|20-CS-6053||Network Security||Spring 2017|
|Lab 1 Hints|
|After authentication, certificates may be created by the Monitor. That
is, the monitor shall be used as an identity certification authority.
This results in the addition of three new commands to the protocol.
The GET_MONITOR_KEY command may be used to retrieve the
Monitor's public key modulus for signature verification purposes as
where n is the public modulus of the monitor's RSA key. The other portion, e is the exponent and is the number 65537, or 0x10001. The monitor also has a hidden private key, d. The monitor signs some value m using x = md mod n, where m < n. A system may subsequently decipher this value and check it using m = xe mod n. The value m must be sufficiently small to "fit" in n, and therefore typically represents the SHA-1 hash of a larger dataset.
The monitor also provides a method for anyone to get the certificate for any
system using the GET_CERTIFICATE command as follows:
where x is the requested participant's certificate signed by the Monitor. The Monitor has a certificate which may be obtained by issuing:
A system may certify itself with one key at any time to the Monitor, this is done by completing the normal authentication steps and then providing the Monitor with its public key information v and n using the MAKE_CERTIFICATE command as follows:
How to Use the Certificate to Authenticate
The certificate c is the SHA-1 hash of the concatenation of
v, then n (md.update(v);
md.update(n)) and x = cd mod n, or the
hash signed with the Monitor's RSA private key. The monitor saves
x. This value is returned by the Monitor after the
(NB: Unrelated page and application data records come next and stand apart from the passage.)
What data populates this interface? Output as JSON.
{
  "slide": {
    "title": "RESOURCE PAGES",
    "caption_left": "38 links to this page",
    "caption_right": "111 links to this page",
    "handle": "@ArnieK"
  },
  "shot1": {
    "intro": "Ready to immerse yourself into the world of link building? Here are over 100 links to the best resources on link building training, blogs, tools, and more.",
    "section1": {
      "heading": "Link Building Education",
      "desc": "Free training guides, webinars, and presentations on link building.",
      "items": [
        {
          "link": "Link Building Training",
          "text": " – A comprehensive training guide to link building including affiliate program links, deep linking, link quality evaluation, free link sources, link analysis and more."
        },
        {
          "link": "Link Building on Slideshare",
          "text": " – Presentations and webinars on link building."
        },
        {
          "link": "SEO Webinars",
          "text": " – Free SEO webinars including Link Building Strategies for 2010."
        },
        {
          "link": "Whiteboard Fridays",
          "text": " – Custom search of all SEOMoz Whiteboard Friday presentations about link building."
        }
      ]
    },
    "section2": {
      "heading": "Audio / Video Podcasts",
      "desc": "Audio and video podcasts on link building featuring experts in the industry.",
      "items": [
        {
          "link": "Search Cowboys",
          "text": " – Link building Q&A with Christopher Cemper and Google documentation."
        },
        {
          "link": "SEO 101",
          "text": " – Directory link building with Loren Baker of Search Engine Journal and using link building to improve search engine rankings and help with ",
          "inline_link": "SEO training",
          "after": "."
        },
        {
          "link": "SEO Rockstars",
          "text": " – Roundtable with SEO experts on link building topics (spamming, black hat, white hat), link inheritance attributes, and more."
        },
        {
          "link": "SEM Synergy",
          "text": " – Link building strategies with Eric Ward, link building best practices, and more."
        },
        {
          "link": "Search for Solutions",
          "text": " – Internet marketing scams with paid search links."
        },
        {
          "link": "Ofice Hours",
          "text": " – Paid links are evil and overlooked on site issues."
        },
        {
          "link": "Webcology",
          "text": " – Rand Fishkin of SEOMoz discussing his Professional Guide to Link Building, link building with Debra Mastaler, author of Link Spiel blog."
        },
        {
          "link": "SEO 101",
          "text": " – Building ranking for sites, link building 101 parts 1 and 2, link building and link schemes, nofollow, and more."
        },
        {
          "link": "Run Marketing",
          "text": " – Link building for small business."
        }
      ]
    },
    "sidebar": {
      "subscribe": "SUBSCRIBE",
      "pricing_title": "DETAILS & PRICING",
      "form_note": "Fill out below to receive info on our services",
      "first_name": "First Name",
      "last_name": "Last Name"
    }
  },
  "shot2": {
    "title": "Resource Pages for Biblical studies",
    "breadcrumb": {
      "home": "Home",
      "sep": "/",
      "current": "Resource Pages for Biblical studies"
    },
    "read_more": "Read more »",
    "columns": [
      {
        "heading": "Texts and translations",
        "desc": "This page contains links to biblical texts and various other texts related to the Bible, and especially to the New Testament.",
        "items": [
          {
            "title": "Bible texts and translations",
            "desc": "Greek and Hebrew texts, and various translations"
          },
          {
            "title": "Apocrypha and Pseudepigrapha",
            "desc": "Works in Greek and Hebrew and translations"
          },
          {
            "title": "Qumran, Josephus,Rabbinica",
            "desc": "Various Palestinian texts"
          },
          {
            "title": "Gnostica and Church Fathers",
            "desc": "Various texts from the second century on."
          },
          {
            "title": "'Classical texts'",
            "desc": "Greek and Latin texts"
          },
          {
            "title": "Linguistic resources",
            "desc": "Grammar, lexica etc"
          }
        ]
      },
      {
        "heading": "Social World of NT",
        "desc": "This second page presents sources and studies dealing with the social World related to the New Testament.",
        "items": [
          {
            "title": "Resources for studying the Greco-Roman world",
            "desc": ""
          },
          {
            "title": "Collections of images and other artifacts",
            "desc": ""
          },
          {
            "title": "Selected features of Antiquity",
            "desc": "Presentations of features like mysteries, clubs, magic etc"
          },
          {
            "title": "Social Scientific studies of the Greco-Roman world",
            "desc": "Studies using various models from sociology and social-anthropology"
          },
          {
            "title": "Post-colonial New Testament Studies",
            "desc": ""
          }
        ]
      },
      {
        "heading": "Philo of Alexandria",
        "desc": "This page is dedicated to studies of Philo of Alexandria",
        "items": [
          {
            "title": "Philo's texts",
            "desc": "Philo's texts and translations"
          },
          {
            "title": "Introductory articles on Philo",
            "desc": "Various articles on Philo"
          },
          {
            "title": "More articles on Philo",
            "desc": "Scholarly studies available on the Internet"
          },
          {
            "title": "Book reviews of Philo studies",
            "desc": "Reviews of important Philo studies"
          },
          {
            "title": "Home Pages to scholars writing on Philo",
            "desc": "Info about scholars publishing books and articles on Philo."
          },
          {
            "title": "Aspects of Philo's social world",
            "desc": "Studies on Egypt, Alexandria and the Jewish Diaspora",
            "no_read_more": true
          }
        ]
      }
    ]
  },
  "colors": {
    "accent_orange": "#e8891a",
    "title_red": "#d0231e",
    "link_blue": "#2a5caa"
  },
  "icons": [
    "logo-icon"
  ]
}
GET_CERTIFICATE command is executed.
Working Java Implementation of ZKP Protocol
For desperados: ZKPTest.java